_Assignment_
For each line below that contains the word "description", return that line.

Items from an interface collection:
....

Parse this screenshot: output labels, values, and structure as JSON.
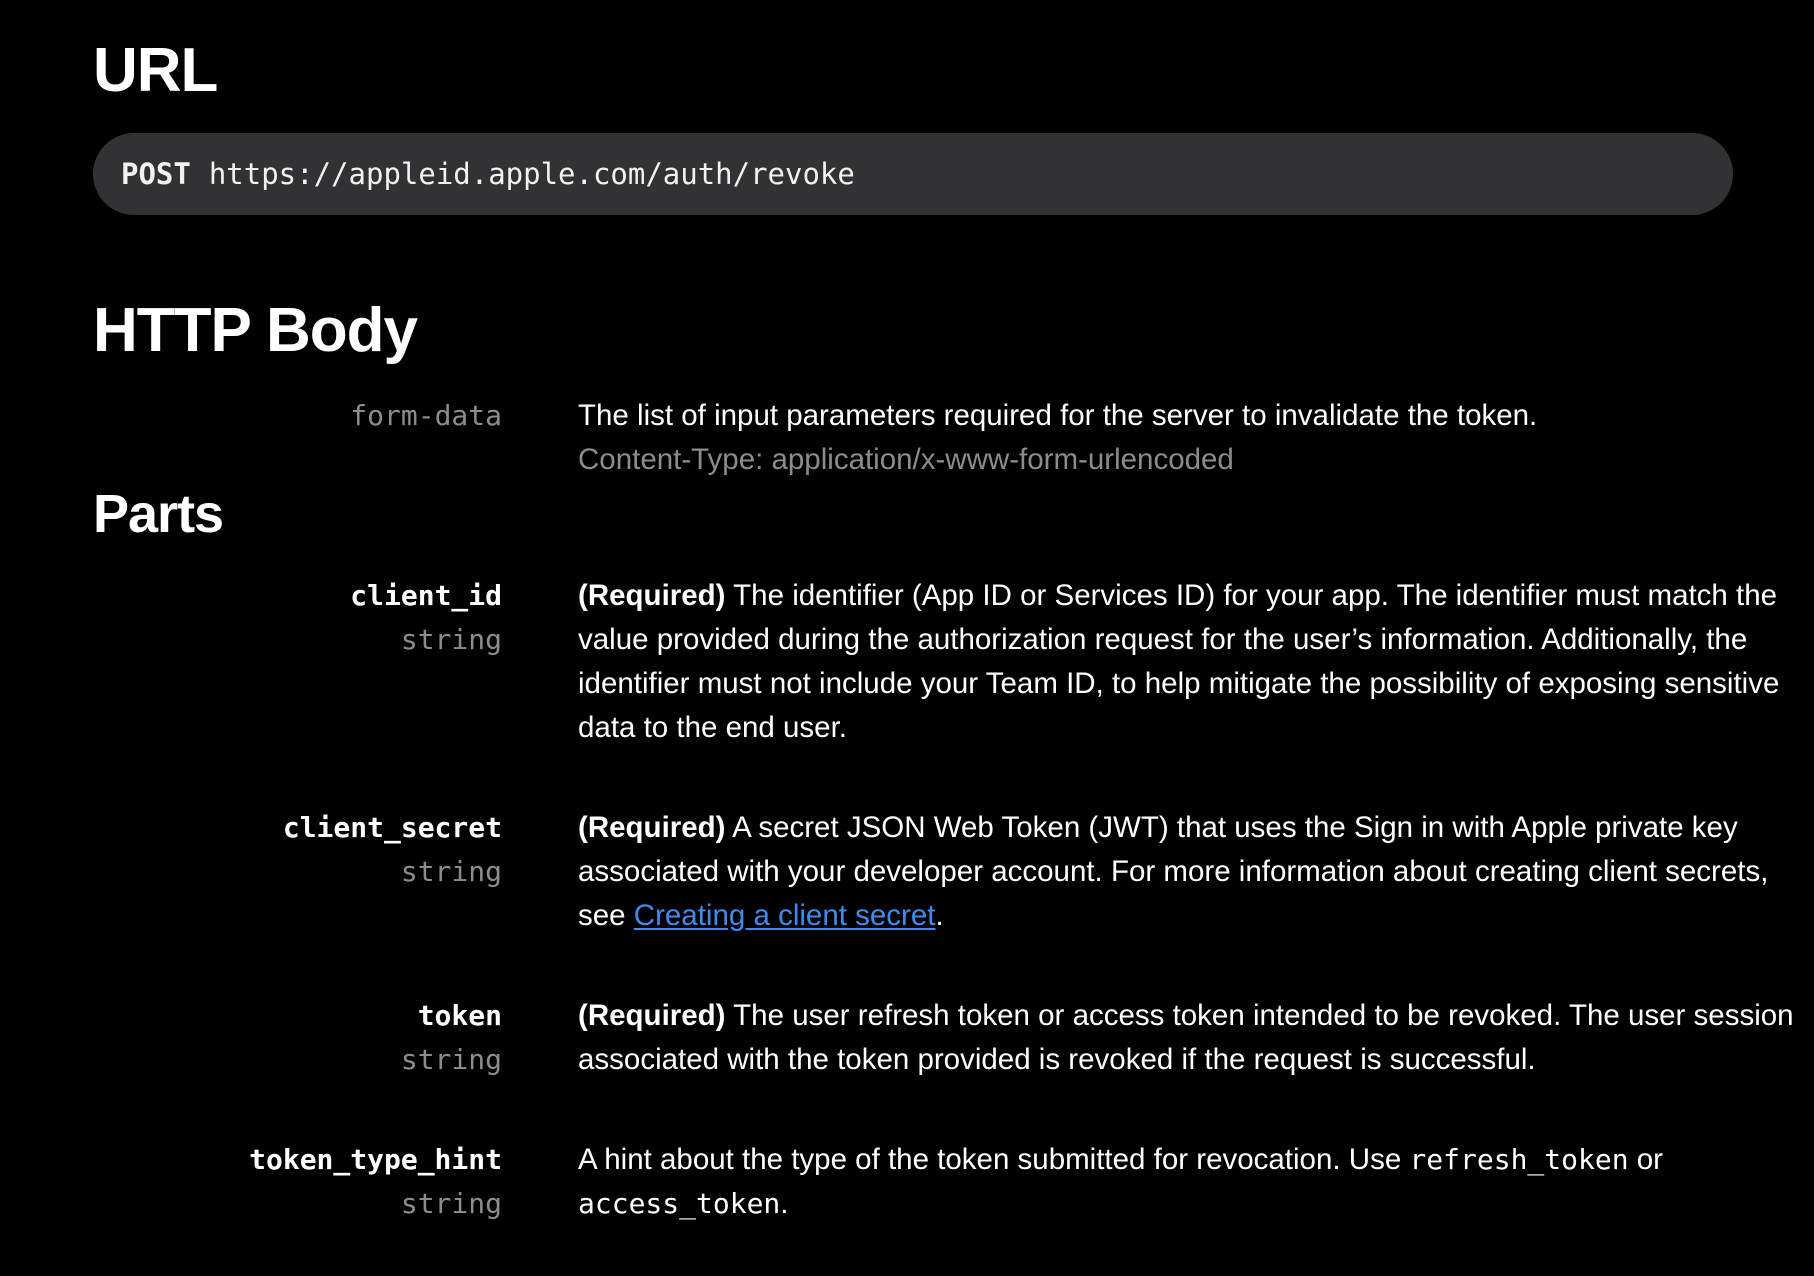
{
  "sections": {
    "url_title": "URL",
    "http_body_title": "HTTP Body",
    "parts_title": "Parts"
  },
  "endpoint": {
    "method": "POST",
    "url": "https://appleid.apple.com/auth/revoke"
  },
  "http_body": {
    "type": "form-data",
    "description": "The list of input parameters required for the server to invalidate the token.",
    "content_type": "Content-Type: application/x-www-form-urlencoded"
  },
  "parts": [
    {
      "name": "client_id",
      "type": "string",
      "required": "(Required)",
      "description": " The identifier (App ID or Services ID) for your app. The identifier must match the value provided during the authorization request for the user’s information. Additionally, the identifier must not include your Team ID, to help mitigate the possibility of exposing sensitive data to the end user."
    },
    {
      "name": "client_secret",
      "type": "string",
      "required": "(Required)",
      "description": " A secret JSON Web Token (JWT) that uses the Sign in with Apple private key associated with your developer account. For more information about creating client secrets, see ",
      "link_text": "Creating a client secret",
      "after_link": "."
    },
    {
      "name": "token",
      "type": "string",
      "required": "(Required)",
      "description": " The user refresh token or access token intended to be revoked. The user session associated with the token provided is revoked if the request is successful."
    },
    {
      "name": "token_type_hint",
      "type": "string",
      "description": "A hint about the type of the token submitted for revocation. Use ",
      "code1": "refresh_token",
      "mid": " or ",
      "code2": "access_token",
      "after": "."
    }
  ],
  "colors": {
    "background": "#000000",
    "endpoint_bg": "#323234",
    "muted_text": "#8c8c8c",
    "link": "#3f8cf0"
  }
}
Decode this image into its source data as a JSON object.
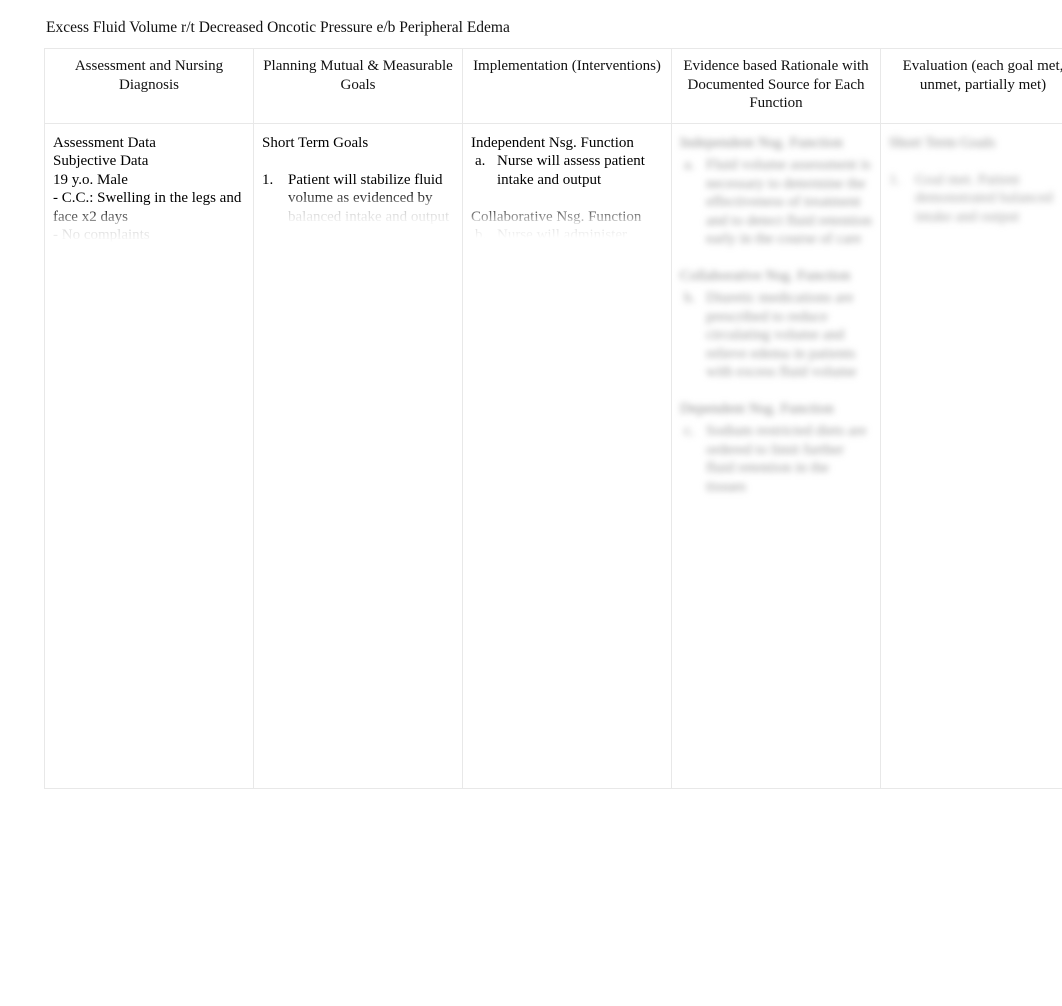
{
  "document": {
    "title": "Excess Fluid Volume r/t Decreased Oncotic Pressure e/b Peripheral Edema"
  },
  "table": {
    "headers": [
      "Assessment and Nursing Diagnosis",
      "Planning Mutual & Measurable Goals",
      "Implementation (Interventions)",
      "Evidence based Rationale with Documented Source for Each Function",
      "Evaluation (each goal met, unmet, partially met)"
    ],
    "columns": {
      "assessment": {
        "heading_1": "Assessment Data",
        "heading_2": "Subjective Data",
        "line_1": "19 y.o. Male",
        "line_2": "- C.C.: Swelling in the legs and face x2 days",
        "line_3": "- No complaints"
      },
      "planning": {
        "heading_1": "Short Term Goals",
        "goal_1_marker": "1.",
        "goal_1_text": "Patient will stabilize fluid volume as evidenced by balanced intake and output"
      },
      "implementation": {
        "heading_1": "Independent Nsg. Function",
        "item_a_marker": "a.",
        "item_a_text": "Nurse will assess patient intake and output",
        "heading_2": "Collaborative Nsg. Function",
        "item_b_marker": "b.",
        "item_b_text": "Nurse will administer"
      },
      "rationale": {
        "heading_1": "Independent Nsg. Function",
        "item_a_marker": "a.",
        "item_a_text": "Fluid volume assessment is necessary to determine the effectiveness of treatment and to detect fluid retention early in the course of care",
        "heading_2": "Collaborative Nsg. Function",
        "item_b_marker": "b.",
        "item_b_text": "Diuretic medications are prescribed to reduce circulating volume and relieve edema in patients with excess fluid volume",
        "heading_3": "Dependent Nsg. Function",
        "item_c_marker": "c.",
        "item_c_text": "Sodium restricted diets are ordered to limit further fluid retention in the tissues"
      },
      "evaluation": {
        "heading_1": "Short Term Goals",
        "item_1_marker": "1.",
        "item_1_text": "Goal met. Patient demonstrated balanced intake and output"
      }
    }
  },
  "style": {
    "border_color": "#e8e8e8",
    "text_color": "#111111",
    "redacted_color": "#9a9a9a",
    "background": "#ffffff"
  }
}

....

_Final answer_
    "description": "The list of input parameters required for the server to invalidate the token.",
      "description": " The identifier (App ID or Services ID) for your app. The identifier must match the value provided during the authorization request for the user’s information. Additionally, the identifier must not include your Team ID, to help mitigate the possibility of exposing sensitive data to the end user."
      "description": " A secret JSON Web Token (JWT) that uses the Sign in with Apple private key associated with your developer account. For more information about creating client secrets, see ",
      "description": " The user refresh token or access token intended to be revoked. The user session associated with the token provided is revoked if the request is successful."
      "description": "A hint about the type of the token submitted for revocation. Use ",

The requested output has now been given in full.